Documents also provide amounts of falsely claimed tax refund amounts, or the amount of the tax refund that was issued by the IRS. It shows that there were eight tax refund claims or checks issued that were more than $8,000 with the highest tax refund in the amount of $8,918 for “M.L” filed or issued around Mar. 2, 2015.
The smallest tax refund filed or check issued for a refund was $1,043 on July 4, 2015, according to the indictment, which didn’t specify whether Ifopo currently resides in Honolulu.
Ifopo made her initial appearance Tuesday afternoon at the federal court in Honolulu, where US District Court Judge Kenneth J. Mansfield set bail of $25,000 unsecured bond and ordered the defendant to appear tomorrow, July 14th, at the federal court in Anchorage for arraignment.
The indictment alleges that Ifopo falsified more than 200 federal income tax return forms (Form 1040) for individuals living in American Samoa resulting in tax forms being filed with the IRS, netting over $1.3 million in fraudulent refunds claimed.
It further alleges that Ifopo filed the fraudulent tax returns when in fact she knew that, among other things, the individuals did not earn wages outside of American Samoa, they did not have federal withholdings taken from their paycheck, and they were not eligible for the EITC.
According to the IRS, the EITC is a tax credit for working individuals with low to moderate income and is based in part on the number of qualifying children an individual has.
Instead of using American Samoa addresses, the indictment alleges the defendant primarily used addresses in Alaska and one Hawai’i address on the tax forms. Additionally, the defendant falsely claimed that the tax returns were prepared by the tax payer when in fact she prepared them.
After preparing the tax return, the indictment alleges that Ifopo would send them to an individual name “K.I. in Anchorage, Alaska, or brought them to Alaska herself, to have them filed from Alaska to make it look like they were filed by individuals living ‘off-island’ outside of American Samoa.”
Local law requires tax payers in American Samoa to file taxes with the ASG Tax Office, but in past years reports have surfaced regarding local tax payers filing taxes in the US with the IRS in order to get a larger amount of tax refund, by claiming the EITC.
This problem — of local residents filing taxes in the US — goes back more than 10 years, when it first surfaced.
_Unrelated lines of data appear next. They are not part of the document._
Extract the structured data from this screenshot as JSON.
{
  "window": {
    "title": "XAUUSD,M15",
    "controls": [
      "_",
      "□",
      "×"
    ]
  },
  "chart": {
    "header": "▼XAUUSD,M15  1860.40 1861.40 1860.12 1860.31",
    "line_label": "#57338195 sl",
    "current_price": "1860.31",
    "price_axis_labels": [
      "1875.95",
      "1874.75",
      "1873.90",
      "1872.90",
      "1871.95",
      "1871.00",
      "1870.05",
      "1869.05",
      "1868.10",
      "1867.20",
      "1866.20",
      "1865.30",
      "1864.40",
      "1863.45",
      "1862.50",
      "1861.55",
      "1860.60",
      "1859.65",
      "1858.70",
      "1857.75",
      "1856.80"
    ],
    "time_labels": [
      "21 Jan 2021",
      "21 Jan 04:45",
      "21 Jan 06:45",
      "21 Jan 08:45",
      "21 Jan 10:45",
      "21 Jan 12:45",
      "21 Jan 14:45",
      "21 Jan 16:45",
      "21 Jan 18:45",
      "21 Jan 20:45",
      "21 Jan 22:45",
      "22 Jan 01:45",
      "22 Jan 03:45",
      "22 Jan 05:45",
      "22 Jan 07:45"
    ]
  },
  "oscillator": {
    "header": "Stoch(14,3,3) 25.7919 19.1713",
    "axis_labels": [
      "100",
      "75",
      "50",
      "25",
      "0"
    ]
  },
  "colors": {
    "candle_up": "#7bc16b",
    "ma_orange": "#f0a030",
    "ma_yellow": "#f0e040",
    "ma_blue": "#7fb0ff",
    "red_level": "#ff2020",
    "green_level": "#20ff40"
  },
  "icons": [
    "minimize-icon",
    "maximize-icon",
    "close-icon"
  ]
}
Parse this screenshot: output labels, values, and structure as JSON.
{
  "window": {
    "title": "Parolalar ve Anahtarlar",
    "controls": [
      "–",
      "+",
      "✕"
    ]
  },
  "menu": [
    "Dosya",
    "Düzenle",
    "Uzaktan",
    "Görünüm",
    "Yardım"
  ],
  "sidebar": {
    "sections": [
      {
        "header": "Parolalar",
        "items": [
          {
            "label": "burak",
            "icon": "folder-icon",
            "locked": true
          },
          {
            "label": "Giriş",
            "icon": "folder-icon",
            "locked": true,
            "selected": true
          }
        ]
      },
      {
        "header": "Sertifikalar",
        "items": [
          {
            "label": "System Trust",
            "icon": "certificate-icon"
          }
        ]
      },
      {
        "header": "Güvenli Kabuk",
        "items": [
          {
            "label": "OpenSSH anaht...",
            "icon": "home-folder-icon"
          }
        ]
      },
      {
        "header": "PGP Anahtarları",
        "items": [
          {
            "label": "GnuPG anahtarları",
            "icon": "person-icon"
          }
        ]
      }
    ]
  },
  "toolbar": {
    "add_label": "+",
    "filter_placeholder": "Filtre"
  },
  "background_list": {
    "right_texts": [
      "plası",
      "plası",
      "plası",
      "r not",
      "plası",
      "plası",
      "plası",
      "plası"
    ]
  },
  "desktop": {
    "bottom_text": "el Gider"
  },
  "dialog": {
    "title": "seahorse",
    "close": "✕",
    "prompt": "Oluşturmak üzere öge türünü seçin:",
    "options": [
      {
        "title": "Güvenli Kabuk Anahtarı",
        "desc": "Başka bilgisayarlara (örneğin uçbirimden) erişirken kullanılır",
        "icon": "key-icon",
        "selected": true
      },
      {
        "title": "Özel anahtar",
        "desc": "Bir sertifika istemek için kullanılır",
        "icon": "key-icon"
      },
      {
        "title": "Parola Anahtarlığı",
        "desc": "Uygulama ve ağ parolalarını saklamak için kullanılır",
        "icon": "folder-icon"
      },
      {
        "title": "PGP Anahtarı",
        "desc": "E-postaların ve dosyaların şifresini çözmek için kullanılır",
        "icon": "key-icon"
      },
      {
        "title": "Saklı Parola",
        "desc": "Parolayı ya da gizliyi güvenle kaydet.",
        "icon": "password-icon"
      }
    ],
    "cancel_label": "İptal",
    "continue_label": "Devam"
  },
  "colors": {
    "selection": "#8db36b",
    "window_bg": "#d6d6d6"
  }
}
At the time, then Gov. Togiola Tulafono, as well as ASG officials, publicly warned tax payers that it's illegal to file local tax returns in the US.
The first known federal case against an American Samoan, who prepared and filed with the IRS tax returns for local residents, occurred in December 2014, when Pepe Anetipa was charged — also at the federal court in Anchorage — where she had a tax preparer business. She later moved to Washington state. In November 2015, Anetipa was sentenced to 30 months in prison and ordered to pay restitution of more than $200,000 to the IRS.
While Samoa News provided extensive coverage of the Anetipa case, there continues to be unconfirmed reports of local residents still sending their local tax returns to be filed in the US, in order to get large refunds by claiming the EITC.
In 2013, Melvin Joseph, the American Samoa Tax Office manager told Samoa News, “You cannot file in the United States to claim other federal tax refunds,” and pointed out that some residents appear to think that, just because no federal charges have been filed against others who filed taxes off-island, it's also safe for them to do the same thing, although it is wrong.
“While the arm of justice may move slowly, it will get to those who violate federal laws,” Joseph said.
Samoa News reported at the time that the IRS had launched an investigation into the issue more than four years ago, and that it continued to monitor W-2 forms out of American Samoa being processed in the U.S.
In 2010, the Bank of Hawai’i fired four employees in American Samoa for "inappropriate" tax filings with the U.S. Internal Revenue Service. At the time, BoH District Manager Hobbs Lowson said the filings violated the bank's standards for employment, but he didn't elaborate.